Katie Colleary pushes the boundaries of creativity. Energetic and bright in person, it comes as no surprise that her work replicates that. Anytime I spoke with Katie, her energy and imagination felt infectious, seeming to pass on to me and my ideas too. She pushed my creative limits and helped me grasp how to channel an idea into a final presentation—for an exciting example, look at our giveaway, open now through September 23rd.
Kevin Santo probably received over 100 Slack messages from me on a day-to-day basis. This was amplified when we met in the office and I bombarded him with never-ending questions on why he asked a client to elaborate on a specific talking point, why he changed a pitch a certain way, why a news flag was relevant or a pass (the nicer way to say bad), and how to navigate multiple passions with your professional life. From PR to changing priorities in and out of work, Kevin taught me how to be more flexible, see the positives in every outcome, and shift gears.
Alaina Hay provided a comprehensive list of what I was doing and what I was expected to do when I came into the firm. Her modest leadership and communication prowess helped me find my feet and acclimate to a new environment at a rapid pace. Encouraging proactivity and meeting me with unparalleled support, she refined my rough PR edges and showed me how to take charge and, more importantly, show up for my team.
Matt Kirdahy managed to ask me questions that I sat with for ages—and honestly, still reflect back on. Deciphering priorities, understanding why you’re nervous in an unfamiliar environment, and choosing between being trapped in a room with a bat or rat for twenty-four hours, I was pushed to think about my goals and overcome my anxieties. He taught me the power of taking a chance, asking questions, and, most resoundingly, finding the right people.
Jesse Chen, my mentor, I owe a considerable amount of thanks. She took a chance on me, a slightly wayward student with minor PR and finance experience, and brought me onboard. With no hesitation or reserve in anything she does, she welcomed me in, showed me the ropes, and provided thoughtful and extensive feedback, giving me the space and direction to flourish. Undoubtedly, she imparted to me endless professional wisdom. What sticks with me the most, however, is the inspiration I feel from her perseverance, her ability to expertly blend person and profession, and her resolute beliefs.
So… where do you see yourself in 5 years?
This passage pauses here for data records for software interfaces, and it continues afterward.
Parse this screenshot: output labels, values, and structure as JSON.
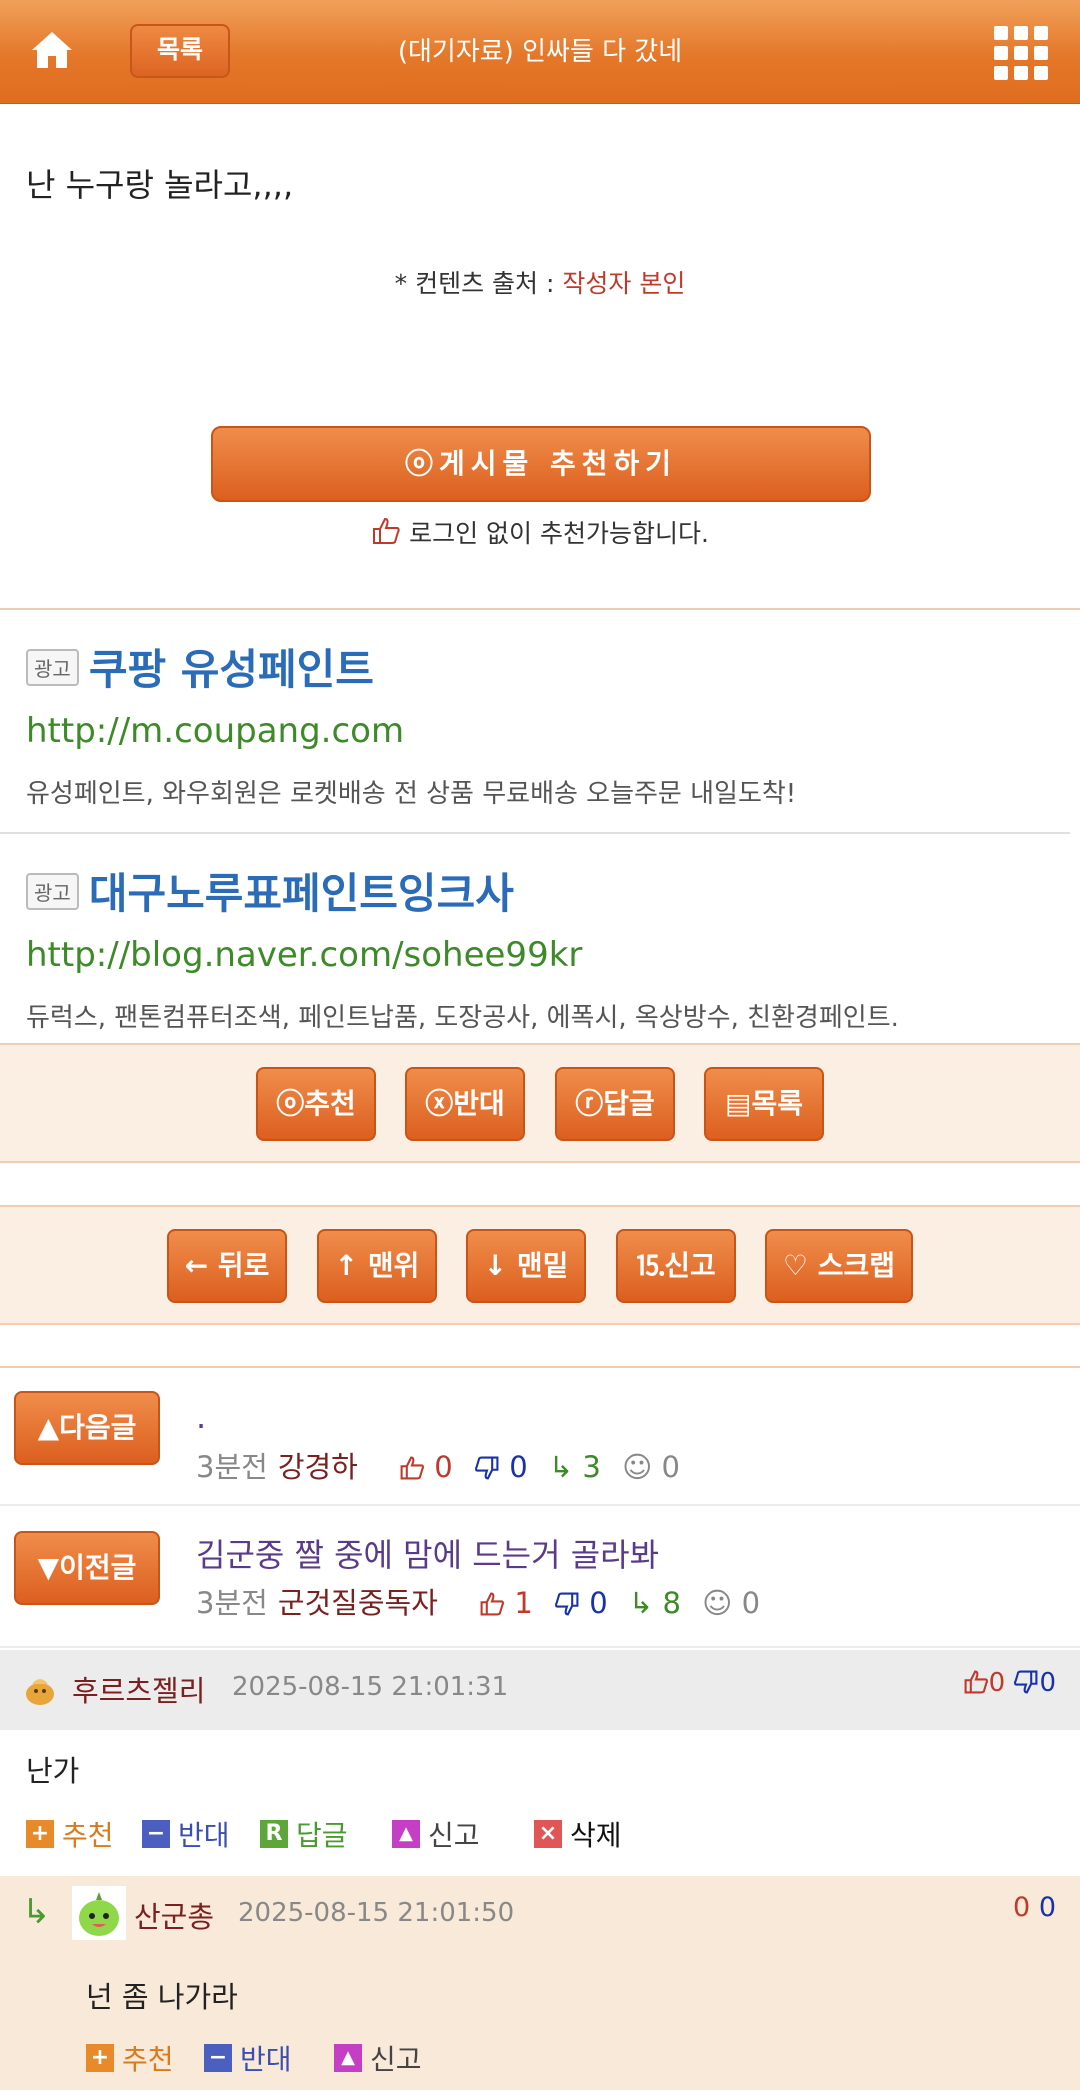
{
  "header": {
    "list_label": "목록",
    "title": "(대기자료) 인싸들 다 갔네"
  },
  "post": {
    "text": "난 누구랑 놀라고,,,,",
    "source_label": "* 컨텐츠 출처 : ",
    "source_value": "작성자 본인",
    "recommend_label": "ⓞ게시물  추천하기",
    "recommend_note": "로그인 없이 추천가능합니다."
  },
  "ads": [
    {
      "badge": "광고",
      "title": "쿠팡 유성페인트",
      "url": "http://m.coupang.com",
      "desc": "유성페인트, 와우회원은 로켓배송 전 상품 무료배송 오늘주문 내일도착!"
    },
    {
      "badge": "광고",
      "title": "대구노루표페인트잉크사",
      "url": "http://blog.naver.com/sohee99kr",
      "desc": "듀럭스, 팬톤컴퓨터조색, 페인트납품, 도장공사, 에폭시, 옥상방수, 친환경페인트."
    }
  ],
  "action_bar": {
    "recommend": "ⓞ추천",
    "oppose": "ⓧ반대",
    "reply": "ⓡ답글",
    "list": "▤목록"
  },
  "nav_bar": {
    "back": "← 뒤로",
    "top": "↑ 맨위",
    "bottom": "↓ 맨밑",
    "report": "신고",
    "scrap": "♡ 스크랩"
  },
  "next_post": {
    "label": "▲다음글",
    "title": ".",
    "time": "3분전",
    "author": "강경하",
    "up": "0",
    "down": "0",
    "replies": "3",
    "smile": "0"
  },
  "prev_post": {
    "label": "▼이전글",
    "title": "김군중 짤 중에 맘에 드는거 골라봐",
    "time": "3분전",
    "author": "군것질중독자",
    "up": "1",
    "down": "0",
    "replies": "8",
    "smile": "0"
  },
  "comments": [
    {
      "author": "후르츠젤리",
      "date": "2025-08-15 21:01:31",
      "up": "0",
      "down": "0",
      "text": "난가",
      "actions": {
        "recommend": "추천",
        "oppose": "반대",
        "reply": "답글",
        "report": "신고",
        "delete": "삭제"
      }
    },
    {
      "author": "산군총",
      "date": "2025-08-15 21:01:50",
      "up": "0",
      "down": "0",
      "text": "넌 좀 나가라",
      "actions": {
        "recommend": "추천",
        "oppose": "반대",
        "report": "신고"
      }
    }
  ],
  "colors": {
    "accent": "#e47729",
    "ad_title": "#2b6cb8",
    "ad_url": "#3d8a28",
    "author": "#7a2020"
  }
}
I can confidently say I don’t know for certain, and that’s okay. What I can say is that I’ve grown exponentially over the course of my internship, both personally and professionally, and will take these skills with me for the next five years and beyond. And although I may not know what my future holds yet, Water & Wall has provided me with an invaluable opportunity to explore some of my many interests, while supporting my growth in myriad ways. Not bad for a summer internship!